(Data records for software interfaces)
—————
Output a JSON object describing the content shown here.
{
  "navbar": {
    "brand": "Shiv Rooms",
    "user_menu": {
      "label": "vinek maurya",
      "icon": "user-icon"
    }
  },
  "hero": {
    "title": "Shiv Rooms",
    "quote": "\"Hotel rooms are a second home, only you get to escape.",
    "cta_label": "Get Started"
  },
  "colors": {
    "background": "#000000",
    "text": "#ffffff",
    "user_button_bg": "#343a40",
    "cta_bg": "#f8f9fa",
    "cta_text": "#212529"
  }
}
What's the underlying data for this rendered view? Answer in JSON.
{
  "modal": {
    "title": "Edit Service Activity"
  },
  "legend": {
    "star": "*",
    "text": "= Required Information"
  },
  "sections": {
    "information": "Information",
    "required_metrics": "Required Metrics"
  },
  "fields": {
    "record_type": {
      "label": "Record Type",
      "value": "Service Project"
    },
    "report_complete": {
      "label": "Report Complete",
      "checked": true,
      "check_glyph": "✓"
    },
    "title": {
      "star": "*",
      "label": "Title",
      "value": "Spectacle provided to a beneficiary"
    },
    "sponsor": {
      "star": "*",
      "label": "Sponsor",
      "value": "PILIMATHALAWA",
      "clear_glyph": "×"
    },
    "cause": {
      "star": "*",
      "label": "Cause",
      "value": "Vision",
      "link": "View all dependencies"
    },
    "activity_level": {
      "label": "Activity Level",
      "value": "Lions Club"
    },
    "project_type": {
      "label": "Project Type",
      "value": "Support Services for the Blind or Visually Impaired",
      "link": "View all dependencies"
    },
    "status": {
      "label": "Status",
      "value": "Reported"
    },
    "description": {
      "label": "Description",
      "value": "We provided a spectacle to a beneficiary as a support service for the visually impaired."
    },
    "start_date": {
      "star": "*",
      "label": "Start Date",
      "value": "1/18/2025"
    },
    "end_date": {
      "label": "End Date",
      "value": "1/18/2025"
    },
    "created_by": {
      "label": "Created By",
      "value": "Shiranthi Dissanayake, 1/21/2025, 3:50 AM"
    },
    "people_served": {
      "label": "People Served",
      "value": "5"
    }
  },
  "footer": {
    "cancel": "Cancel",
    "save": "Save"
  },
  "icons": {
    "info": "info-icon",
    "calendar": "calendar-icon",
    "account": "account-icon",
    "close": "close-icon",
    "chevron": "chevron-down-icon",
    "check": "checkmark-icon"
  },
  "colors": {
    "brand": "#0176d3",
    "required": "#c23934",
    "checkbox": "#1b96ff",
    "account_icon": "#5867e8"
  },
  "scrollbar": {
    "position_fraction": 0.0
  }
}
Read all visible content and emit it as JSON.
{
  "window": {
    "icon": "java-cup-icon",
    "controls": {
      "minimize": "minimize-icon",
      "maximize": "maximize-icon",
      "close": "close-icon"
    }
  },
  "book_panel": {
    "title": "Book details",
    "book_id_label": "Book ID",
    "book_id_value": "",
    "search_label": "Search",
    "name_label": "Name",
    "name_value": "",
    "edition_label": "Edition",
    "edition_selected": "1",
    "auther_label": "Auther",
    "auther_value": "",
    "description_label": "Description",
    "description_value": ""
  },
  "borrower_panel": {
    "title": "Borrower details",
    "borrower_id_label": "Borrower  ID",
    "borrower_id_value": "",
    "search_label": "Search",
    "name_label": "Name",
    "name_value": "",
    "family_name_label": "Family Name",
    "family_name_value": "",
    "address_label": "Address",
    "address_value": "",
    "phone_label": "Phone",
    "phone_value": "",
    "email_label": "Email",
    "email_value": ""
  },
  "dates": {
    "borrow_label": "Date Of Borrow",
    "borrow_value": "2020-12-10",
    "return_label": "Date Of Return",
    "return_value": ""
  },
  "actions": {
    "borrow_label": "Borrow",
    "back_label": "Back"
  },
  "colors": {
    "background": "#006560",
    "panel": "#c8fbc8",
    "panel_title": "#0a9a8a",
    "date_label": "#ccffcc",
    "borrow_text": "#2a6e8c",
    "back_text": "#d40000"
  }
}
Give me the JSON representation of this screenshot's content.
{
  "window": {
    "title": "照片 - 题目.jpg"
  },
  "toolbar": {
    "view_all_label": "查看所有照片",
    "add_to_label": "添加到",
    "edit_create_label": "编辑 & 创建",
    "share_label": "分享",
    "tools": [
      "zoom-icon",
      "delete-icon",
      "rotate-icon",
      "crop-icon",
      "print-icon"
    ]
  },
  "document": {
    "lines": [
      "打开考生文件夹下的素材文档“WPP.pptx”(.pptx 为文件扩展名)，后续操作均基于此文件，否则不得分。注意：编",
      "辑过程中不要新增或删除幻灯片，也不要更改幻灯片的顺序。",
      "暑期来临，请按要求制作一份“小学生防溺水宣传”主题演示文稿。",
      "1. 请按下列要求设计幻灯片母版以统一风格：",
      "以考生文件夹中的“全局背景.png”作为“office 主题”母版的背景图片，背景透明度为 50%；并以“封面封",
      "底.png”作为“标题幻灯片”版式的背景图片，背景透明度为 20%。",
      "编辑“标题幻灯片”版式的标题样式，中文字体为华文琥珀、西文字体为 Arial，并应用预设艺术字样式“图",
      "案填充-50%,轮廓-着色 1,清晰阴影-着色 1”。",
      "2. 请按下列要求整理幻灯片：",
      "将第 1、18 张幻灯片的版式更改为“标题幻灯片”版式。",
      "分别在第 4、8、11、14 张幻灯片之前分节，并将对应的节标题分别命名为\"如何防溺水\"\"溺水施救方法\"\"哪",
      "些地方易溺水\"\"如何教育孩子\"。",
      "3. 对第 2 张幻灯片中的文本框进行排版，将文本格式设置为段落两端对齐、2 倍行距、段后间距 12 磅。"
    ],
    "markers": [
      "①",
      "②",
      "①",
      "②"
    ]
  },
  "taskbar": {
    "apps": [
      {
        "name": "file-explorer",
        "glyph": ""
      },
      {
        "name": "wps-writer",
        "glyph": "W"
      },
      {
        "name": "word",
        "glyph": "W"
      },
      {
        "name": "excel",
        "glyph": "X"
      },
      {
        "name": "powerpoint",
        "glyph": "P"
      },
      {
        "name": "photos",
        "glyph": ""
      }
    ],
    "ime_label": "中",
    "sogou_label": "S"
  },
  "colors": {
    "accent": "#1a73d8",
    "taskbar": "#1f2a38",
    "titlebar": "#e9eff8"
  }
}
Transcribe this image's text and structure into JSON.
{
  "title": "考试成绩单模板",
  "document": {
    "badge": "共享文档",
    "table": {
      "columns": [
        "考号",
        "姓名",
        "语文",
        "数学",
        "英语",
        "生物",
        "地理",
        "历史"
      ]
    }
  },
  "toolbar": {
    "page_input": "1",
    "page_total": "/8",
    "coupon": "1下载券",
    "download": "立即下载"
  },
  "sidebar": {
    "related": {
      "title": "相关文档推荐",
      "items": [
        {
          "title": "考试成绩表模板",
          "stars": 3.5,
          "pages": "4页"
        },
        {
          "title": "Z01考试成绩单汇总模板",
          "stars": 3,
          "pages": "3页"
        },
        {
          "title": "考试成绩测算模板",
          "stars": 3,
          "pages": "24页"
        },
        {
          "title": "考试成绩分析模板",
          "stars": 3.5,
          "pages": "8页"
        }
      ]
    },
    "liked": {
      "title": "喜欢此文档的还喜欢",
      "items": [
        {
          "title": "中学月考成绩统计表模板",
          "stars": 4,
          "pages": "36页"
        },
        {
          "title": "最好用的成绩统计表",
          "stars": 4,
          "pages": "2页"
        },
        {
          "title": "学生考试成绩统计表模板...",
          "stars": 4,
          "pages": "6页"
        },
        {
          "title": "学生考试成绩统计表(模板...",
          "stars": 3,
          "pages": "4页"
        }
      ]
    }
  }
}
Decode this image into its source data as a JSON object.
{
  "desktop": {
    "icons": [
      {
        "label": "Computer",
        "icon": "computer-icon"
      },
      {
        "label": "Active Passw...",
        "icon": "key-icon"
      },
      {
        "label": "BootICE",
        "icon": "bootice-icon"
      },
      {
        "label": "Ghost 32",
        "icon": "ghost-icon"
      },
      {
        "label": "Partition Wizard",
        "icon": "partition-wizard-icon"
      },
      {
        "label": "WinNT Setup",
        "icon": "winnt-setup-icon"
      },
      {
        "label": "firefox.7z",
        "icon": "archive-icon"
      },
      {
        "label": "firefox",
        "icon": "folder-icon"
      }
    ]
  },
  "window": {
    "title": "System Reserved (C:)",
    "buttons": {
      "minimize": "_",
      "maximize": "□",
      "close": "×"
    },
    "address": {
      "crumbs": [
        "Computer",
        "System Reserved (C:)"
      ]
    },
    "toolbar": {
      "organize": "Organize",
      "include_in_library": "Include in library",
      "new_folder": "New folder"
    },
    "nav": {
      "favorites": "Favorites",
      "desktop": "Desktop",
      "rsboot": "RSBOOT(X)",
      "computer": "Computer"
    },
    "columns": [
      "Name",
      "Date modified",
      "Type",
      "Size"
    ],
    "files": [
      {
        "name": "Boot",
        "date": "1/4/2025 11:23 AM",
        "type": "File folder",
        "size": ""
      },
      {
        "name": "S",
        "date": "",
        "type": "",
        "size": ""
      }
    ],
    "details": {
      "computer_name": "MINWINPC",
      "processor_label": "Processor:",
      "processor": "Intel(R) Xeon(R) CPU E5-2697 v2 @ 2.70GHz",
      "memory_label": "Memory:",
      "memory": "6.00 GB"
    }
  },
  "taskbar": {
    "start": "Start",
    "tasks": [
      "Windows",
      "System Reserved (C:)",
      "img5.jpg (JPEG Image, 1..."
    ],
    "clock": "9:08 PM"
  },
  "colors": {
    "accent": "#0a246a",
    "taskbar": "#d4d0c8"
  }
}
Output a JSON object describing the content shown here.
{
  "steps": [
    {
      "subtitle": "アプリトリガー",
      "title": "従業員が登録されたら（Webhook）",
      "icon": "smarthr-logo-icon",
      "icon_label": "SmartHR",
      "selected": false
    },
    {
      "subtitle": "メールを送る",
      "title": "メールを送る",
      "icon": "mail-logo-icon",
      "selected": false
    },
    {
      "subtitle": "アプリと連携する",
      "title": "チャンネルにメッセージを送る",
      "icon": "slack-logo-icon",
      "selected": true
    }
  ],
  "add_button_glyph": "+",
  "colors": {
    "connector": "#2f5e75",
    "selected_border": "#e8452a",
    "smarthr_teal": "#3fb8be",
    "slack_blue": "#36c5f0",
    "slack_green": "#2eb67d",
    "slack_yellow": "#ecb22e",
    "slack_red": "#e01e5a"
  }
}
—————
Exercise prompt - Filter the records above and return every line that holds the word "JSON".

Response below -
Output a JSON object describing the content shown here.
What's the underlying data for this rendered view? Answer in JSON.
Read all visible content and emit it as JSON.
Give me the JSON representation of this screenshot's content.
Transcribe this image's text and structure into JSON.
Decode this image into its source data as a JSON object.
Output a JSON object describing the content shown here.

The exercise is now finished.